Getting pregnant with IBD
Most people with IBD receive a diagnosis between the ages of 15 and 30 years old, which coincides with peak years of fertility and pregnancy. So it makes sense that fertility, and getting pregnant, is often a concern for many women who have been diagnosed with Crohn's disease or ulcerative colitis.
The overall fertility rate for women with Crohn's and UC has been reported to be similar to women without IBD. However, it's important to keep in mind that certain surgeries or medical treatments for IBD may impact fertility. So, if you or your partner with IBD plans on becoming pregnant in the future, it's a good idea to talk with a doctor who understands the special care required during this important time in your life.
Surgery related to IBD complications may impact fertility
Inflammation and fertility
Why some women choose not to conceive
Although not a cause of infertility, voluntary childlessness is more common among women with IBD. Women with IBD often choose to have fewer children for a number of reasons, including:
Assisted Reproductive Technology
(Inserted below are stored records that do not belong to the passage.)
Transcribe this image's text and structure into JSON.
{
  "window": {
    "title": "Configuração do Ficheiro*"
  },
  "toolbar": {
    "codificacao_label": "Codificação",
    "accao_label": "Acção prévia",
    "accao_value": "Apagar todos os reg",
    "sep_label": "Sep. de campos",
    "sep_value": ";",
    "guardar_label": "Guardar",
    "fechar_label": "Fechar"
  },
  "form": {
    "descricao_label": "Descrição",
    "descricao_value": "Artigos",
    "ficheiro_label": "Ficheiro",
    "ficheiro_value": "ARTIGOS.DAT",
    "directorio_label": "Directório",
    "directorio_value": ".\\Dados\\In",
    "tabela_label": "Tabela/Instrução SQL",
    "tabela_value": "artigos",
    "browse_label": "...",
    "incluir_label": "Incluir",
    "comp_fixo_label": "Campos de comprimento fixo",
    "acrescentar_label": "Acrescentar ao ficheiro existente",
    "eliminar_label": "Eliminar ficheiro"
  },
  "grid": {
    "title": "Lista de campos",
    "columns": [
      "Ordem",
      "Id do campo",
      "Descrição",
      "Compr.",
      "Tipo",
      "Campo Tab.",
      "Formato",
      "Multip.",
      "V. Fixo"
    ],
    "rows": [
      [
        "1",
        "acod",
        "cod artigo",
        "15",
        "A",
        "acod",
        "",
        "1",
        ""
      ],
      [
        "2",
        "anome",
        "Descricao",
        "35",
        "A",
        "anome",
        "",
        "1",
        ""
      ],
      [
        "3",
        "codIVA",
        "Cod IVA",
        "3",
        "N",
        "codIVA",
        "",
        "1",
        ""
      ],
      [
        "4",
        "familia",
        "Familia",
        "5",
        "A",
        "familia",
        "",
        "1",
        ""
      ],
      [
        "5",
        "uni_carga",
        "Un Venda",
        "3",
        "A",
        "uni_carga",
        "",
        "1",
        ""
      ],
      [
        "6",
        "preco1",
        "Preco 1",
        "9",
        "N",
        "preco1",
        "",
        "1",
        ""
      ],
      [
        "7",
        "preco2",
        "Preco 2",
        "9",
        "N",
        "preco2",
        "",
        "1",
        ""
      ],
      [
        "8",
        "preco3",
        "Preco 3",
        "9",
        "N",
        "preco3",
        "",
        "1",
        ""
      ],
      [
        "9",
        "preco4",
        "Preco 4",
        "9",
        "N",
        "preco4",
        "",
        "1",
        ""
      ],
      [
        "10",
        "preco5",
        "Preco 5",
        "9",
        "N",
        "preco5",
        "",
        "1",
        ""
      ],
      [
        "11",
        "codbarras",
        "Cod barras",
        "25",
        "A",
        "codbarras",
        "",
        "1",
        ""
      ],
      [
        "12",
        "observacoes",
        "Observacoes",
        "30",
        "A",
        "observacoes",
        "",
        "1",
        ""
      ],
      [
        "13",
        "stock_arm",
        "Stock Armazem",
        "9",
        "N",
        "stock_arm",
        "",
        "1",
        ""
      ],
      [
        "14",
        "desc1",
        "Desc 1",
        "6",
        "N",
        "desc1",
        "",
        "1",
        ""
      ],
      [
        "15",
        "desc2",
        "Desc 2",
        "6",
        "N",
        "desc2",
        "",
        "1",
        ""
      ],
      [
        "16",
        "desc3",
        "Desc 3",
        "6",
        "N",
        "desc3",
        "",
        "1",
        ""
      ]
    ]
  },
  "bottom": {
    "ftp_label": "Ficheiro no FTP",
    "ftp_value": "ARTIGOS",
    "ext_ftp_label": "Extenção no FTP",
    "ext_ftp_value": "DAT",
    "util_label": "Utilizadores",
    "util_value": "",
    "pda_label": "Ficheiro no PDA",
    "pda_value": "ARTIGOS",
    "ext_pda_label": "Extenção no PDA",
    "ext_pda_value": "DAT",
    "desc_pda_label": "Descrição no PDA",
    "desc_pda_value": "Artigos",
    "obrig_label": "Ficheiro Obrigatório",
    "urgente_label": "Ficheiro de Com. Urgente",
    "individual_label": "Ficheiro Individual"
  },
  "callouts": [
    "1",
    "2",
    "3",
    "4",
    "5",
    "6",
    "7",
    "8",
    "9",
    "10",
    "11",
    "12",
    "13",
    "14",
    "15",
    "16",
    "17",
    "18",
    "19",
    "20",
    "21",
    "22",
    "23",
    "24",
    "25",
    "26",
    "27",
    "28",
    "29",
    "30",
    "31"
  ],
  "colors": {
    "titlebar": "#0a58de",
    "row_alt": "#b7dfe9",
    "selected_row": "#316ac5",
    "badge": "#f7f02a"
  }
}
In vitro fertilization (IVF) is a helpful option for women with IBD who are unable to conceive. Since IVF bypasses the fallopian tubes, any scarring due to prior surgery should not affect the results.
When it's time to see a fertility specialist
It takes time
Trying to become pregnant can be an exciting or even stressful part of the journey to motherhood. Be patient when starting the process and remember that it can take a long time of trying for many women to finally conceive. If you have health concerns or questions about how IBD may affect your odds or timeline, talk to your doctor about your options.